Summits | Meetings | Publications | Research | Search | Home | About the G7 Research Group
The Commission for Africa finds the condition of the lives of the majority of Africans to be intolerable and an affront to the dignity of all mankind. We insist upon an alteration of these conditions through a change of policy in favour of the weak.
Having analysed and costed how this may be achieved, we call for our conclusions to be implemented forthwith in the cause of right and justice and in the name of our shared humanity.
On the edge of this new century, in an age of unprecedented wealth and economic progress by all continents, it is unacceptable that Africa drifts further from the rest of the world, unseen in its misery and ignored in its pain.
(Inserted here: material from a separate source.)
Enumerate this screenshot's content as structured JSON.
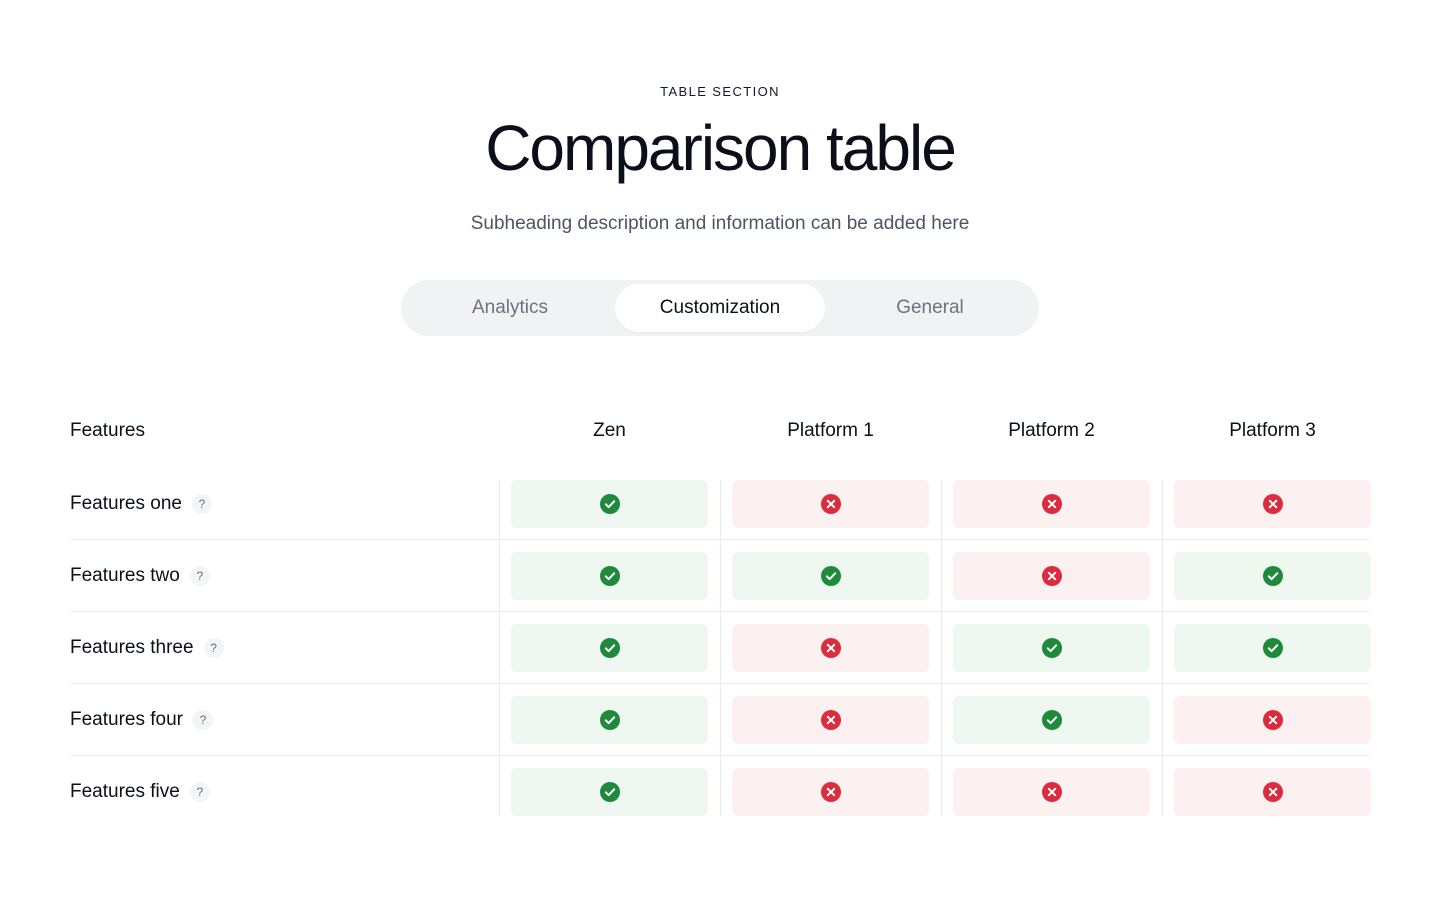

The Commission, its members acting in their capacity as individuals, has assimilated the analysis of years and all extant reports into our findings. These clearly show how things may have been otherwise.
However we exist in contemporary realities. The world is vastly different to that of 20 years ago when we forcefully acknowledged the pity of the Great African Famine of 1984-85. The world, then locked into its Cold War political stasis, remained rigid in its competitive ideologies. The breaking of this deadlock, and the increase in global trade that followed, allied to new technologies and cultural shifts, have created a more fluid, less predictive yet more interdependent world.
This world in flux has brought great opportunities along with confusion, change and anxiety. But such change poses great possibilities for us all and especially for Africa, that great giant finally beginning to stir itself from its enforced slumber. We need, then, to seek to understand these newer forces in play about us, attempt to define them and in so doing set the framework for policies that favour the poor.
The great nations of the world, in alliance with their African neighbours, must now move together, in our common interest. How they may proceed will be determined by each nation's needs and desires. But all must immediately begin the journey that leads us to the ultimate common destination of a more equitable world.
Our task was the first step. It is done.
Source: Commission for Africa
|This Information System is provided by the University of Toronto Library and the G8 Research Group at the University of Toronto.|
|Please send comments to: firstname.lastname@example.org
This page was last updated February 09, 2007.
All contents copyright © 2005. University of Toronto unless otherwise stated. All rights reserved.